Try it:
Give every line from the entries that contains "Windows".

[Data records for software interfaces]

************

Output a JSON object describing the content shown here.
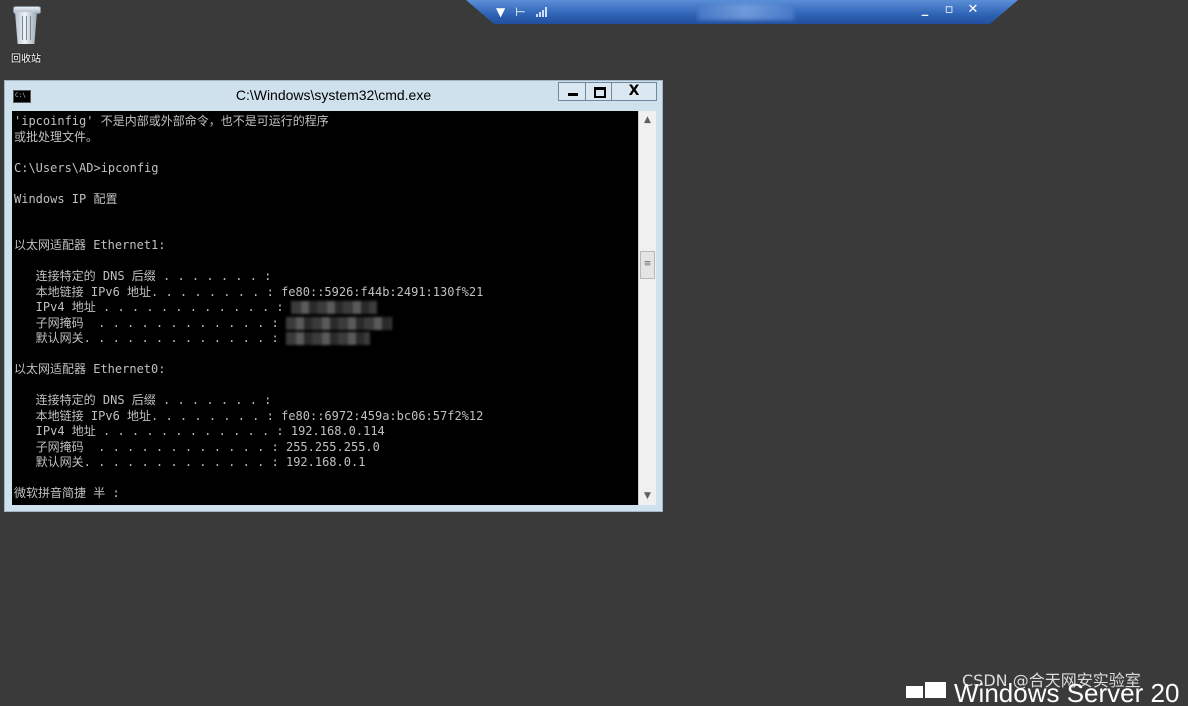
{
  "desktop": {
    "recycle_bin_label": "回收站"
  },
  "rdp_bar": {
    "left_icons": [
      "pin-icon",
      "signal-icon"
    ],
    "buttons": [
      "minimize",
      "restore",
      "close"
    ],
    "close_glyph": "✕",
    "minimize_glyph": "_",
    "restore_glyph": "▫"
  },
  "cmd_window": {
    "title": "C:\\Windows\\system32\\cmd.exe",
    "close_glyph": "X",
    "lines": {
      "l1": "'ipcoinfig' 不是内部或外部命令，也不是可运行的程序",
      "l2": "或批处理文件。",
      "l3": "",
      "l4": "C:\\Users\\AD>ipconfig",
      "l5": "",
      "l6": "Windows IP 配置",
      "l7": "",
      "l8": "",
      "l9": "以太网适配器 Ethernet1:",
      "l10": "",
      "l11": "   连接特定的 DNS 后缀 . . . . . . . :",
      "l12": "   本地链接 IPv6 地址. . . . . . . . : fe80::5926:f44b:2491:130f%21",
      "l13": "   IPv4 地址 . . . . . . . . . . . . : ",
      "l14": "   子网掩码  . . . . . . . . . . . . : ",
      "l15": "   默认网关. . . . . . . . . . . . . : ",
      "l16": "",
      "l17": "以太网适配器 Ethernet0:",
      "l18": "",
      "l19": "   连接特定的 DNS 后缀 . . . . . . . :",
      "l20": "   本地链接 IPv6 地址. . . . . . . . : fe80::6972:459a:bc06:57f2%12",
      "l21": "   IPv4 地址 . . . . . . . . . . . . : 192.168.0.114",
      "l22": "   子网掩码  . . . . . . . . . . . . : 255.255.255.0",
      "l23": "   默认网关. . . . . . . . . . . . . : 192.168.0.1",
      "l24": "",
      "l25": "微软拼音简捷 半 :"
    }
  },
  "watermark": {
    "csdn": "CSDN @合天网安实验室",
    "brand": "Windows Server 20"
  }
}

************

Output for this task:
    "title": "C:\\Windows\\system32\\cmd.exe",
      "l6": "Windows IP 配置",
    "brand": "Windows Server 20"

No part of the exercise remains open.